GOLETA, Calif. — Tenaya Towers at the University of California, Santa Barbara (UCSB) was recently honored at the 2018 Sustainable Innovation Awards. The project, a pair of six-story towers, received a Merit Award in the Energy and Atmosphere category. The Sustainable Innovation Awards (SIA) program is hosted by the U.S. Green Building Council’s Los Angeles chapter and recognizes projects that demonstrate exemplary performance that goes above and beyond standard rating systems.

Considered to be Los Angeles’ Oscars of green building, the SIAs affirm a project team’s commitment to a sustainable built environment and reflect the chapter’s emphasis on energy and water savings, air quality, good design, community engagement and equity. The SIAs are open to projects certified under any sustainability rating system.

“The Sustainable Innovation Awards recognize projects that go above and beyond credit achievement,” said SIA Co-chair Patti Harburg-Petrich of BuroHappold. “The project teams honored this year employed creative strategies that we hope will inspire the design and construction community to push the limits of standard practice. Thank you to all who submitted projects for consideration.”

Located on UCSB’s campus in Goleta, Calif. the Tenaya Towers provide space for student housing, study lounges, recreation rooms, and a market that is open to the school community as well as the public.

Tenaya Towers contain student housing and a convenience store that serves the university and adjacent community.
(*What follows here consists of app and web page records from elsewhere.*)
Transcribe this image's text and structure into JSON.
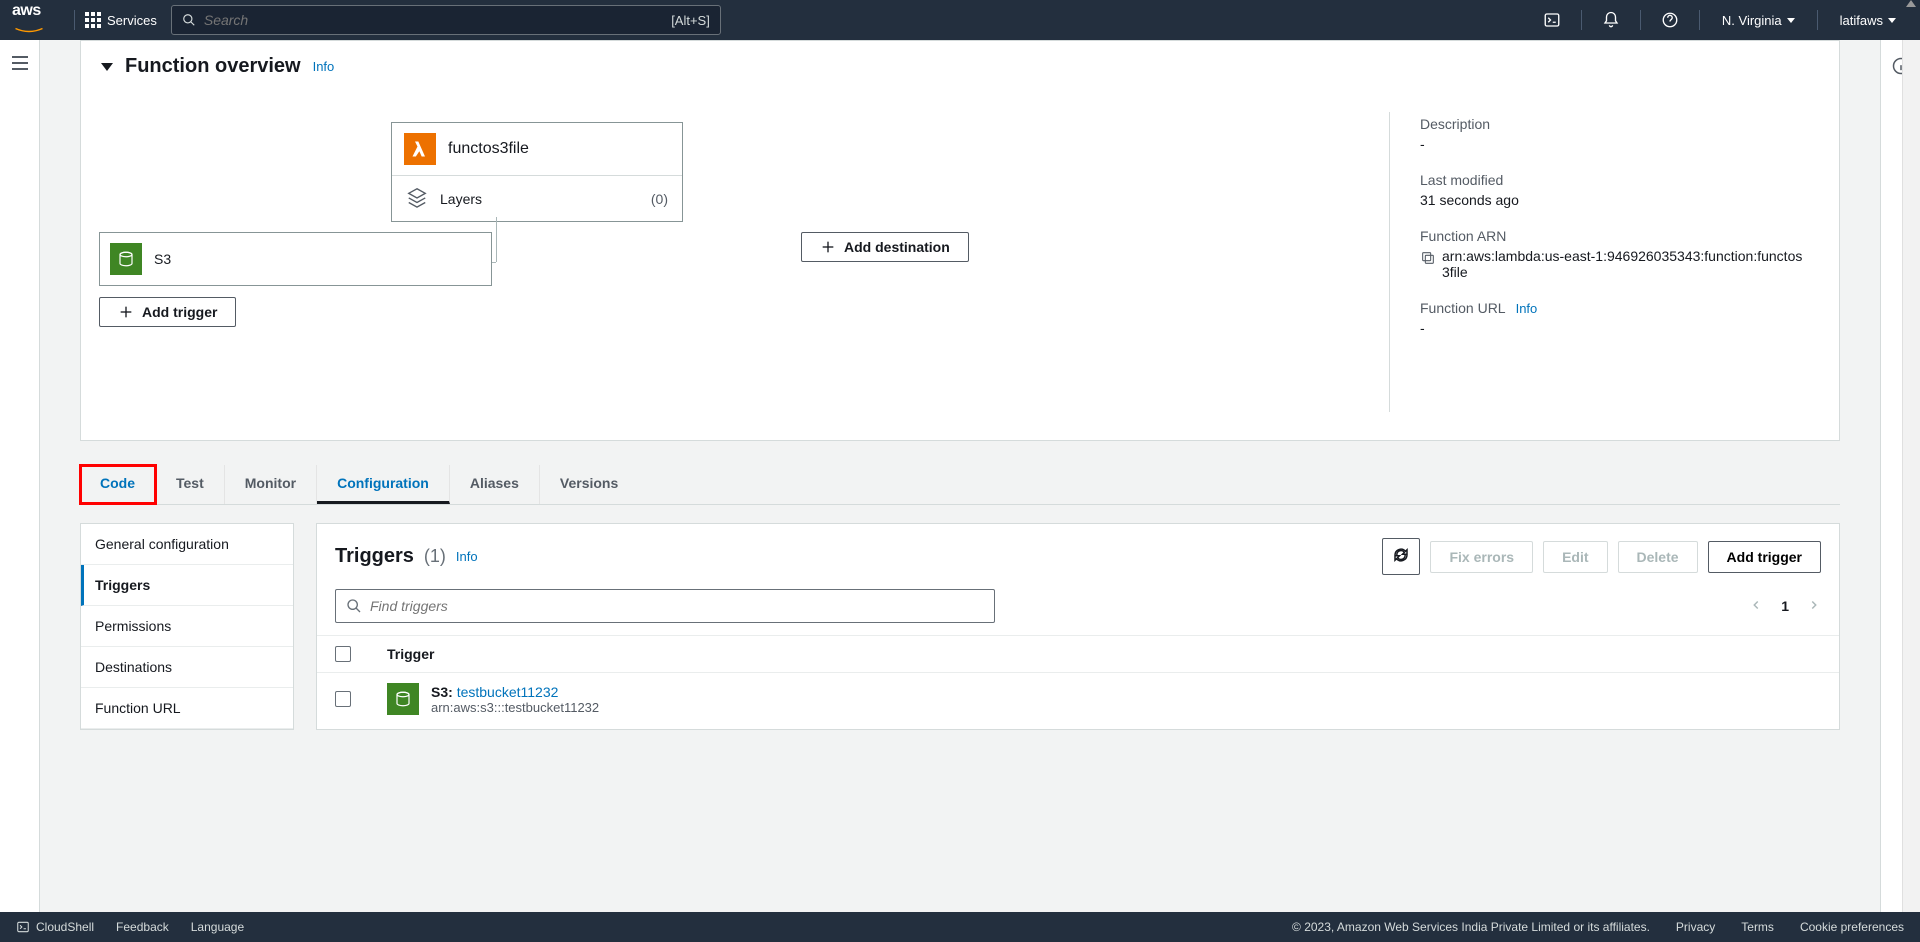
{
  "nav": {
    "services": "Services",
    "search_placeholder": "Search",
    "search_shortcut": "[Alt+S]",
    "region": "N. Virginia",
    "account": "latifaws"
  },
  "overview": {
    "title": "Function overview",
    "info": "Info",
    "function_name": "functos3file",
    "layers_label": "Layers",
    "layers_count": "(0)",
    "trigger_source": "S3",
    "add_trigger": "Add trigger",
    "add_destination": "Add destination"
  },
  "meta": {
    "description_label": "Description",
    "description_value": "-",
    "modified_label": "Last modified",
    "modified_value": "31 seconds ago",
    "arn_label": "Function ARN",
    "arn_value": "arn:aws:lambda:us-east-1:946926035343:function:functos3file",
    "url_label": "Function URL",
    "url_info": "Info",
    "url_value": "-"
  },
  "tabs": {
    "code": "Code",
    "test": "Test",
    "monitor": "Monitor",
    "configuration": "Configuration",
    "aliases": "Aliases",
    "versions": "Versions"
  },
  "sidenav": {
    "general": "General configuration",
    "triggers": "Triggers",
    "permissions": "Permissions",
    "destinations": "Destinations",
    "function_url": "Function URL"
  },
  "triggers_panel": {
    "title": "Triggers",
    "count": "(1)",
    "info": "Info",
    "fix_errors": "Fix errors",
    "edit": "Edit",
    "delete": "Delete",
    "add_trigger": "Add trigger",
    "find_placeholder": "Find triggers",
    "page": "1",
    "th_trigger": "Trigger",
    "row": {
      "service": "S3",
      "sep": ": ",
      "name": "testbucket11232",
      "arn": "arn:aws:s3:::testbucket11232"
    }
  },
  "footer": {
    "cloudshell": "CloudShell",
    "feedback": "Feedback",
    "language": "Language",
    "copyright": "© 2023, Amazon Web Services India Private Limited or its affiliates.",
    "privacy": "Privacy",
    "terms": "Terms",
    "cookie": "Cookie preferences"
  }
}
Living areas open onto balconies that overlook an outdoor plaza, while bedrooms are situated away from outdoor activity. Study lounges and recreation rooms are centrally located to support academic and social life.

Perforated screens on the building facades provide shading, help keep the buildings cool, and serve as protective barriers. Larger openings in the screens enhance daylighting and views. Additional screens on operable windows in bedrooms and study lounges provide shading and act as guardrails for each unit. A freestanding pavilion in the plaza contains a recreation room and study lounge for students.

The towers define a central outdoor plaza that total 105,000 square feet, Certified LEED Platinum, the towers feature natural ventilation, rooftop solar hot water collectors, and greywater use. Sustainable features in the site plan include a stormwater management system with bioswales, bio-retention and mechanical filters to protect adjacent wetlands, and ground cover with drought-tolerant plants.

Tenaya Towers also features natural ventilation, rooftop solar hot water collectors, and greywater use. The building envelopes are carefully designed to maximize thermal performance, contributing to energy consumption that is 20 percent below California’s Title 24 baseline. The efficient use of building materials also helped reduce the project’s carbon footprint.

The Tenaya Towers are part of the UCSB San Joaquin Apartments and Precinct Improvements Project, a campus master plan led by Skidmore, Owings & Merrill, LLP (SOM). SOM worked together with three other architecture firms to design the various residences and dining commons—a collaborative approach that infuses the project with architectural diversity. SOM’s Los Angeles office designed Tenaya Towers, Lorcan O’Herlihy Architects and Kevin Daly Architects designed additional residential complexes, and Kieran Timberlake designed the dining commons.  

Harper Construction, BuroHappold, Stantec, Sherwood Design Engineers, Tom Leader Studio, Horton Lees Brogden Lighting Design, Newson Brown, and Jensen Hughes are also listed as part of the project team.

“The projects and people honored by the Sustainable Innovation Awards exemplify thought leadership and creativity in their design solutions to site and building challenges,” said SIA Co- chair Amelia Feichtner of the City of Santa Monica. “It is inspiring that our community is advancing sustainability in a wide range of project scales and in both private and public development.”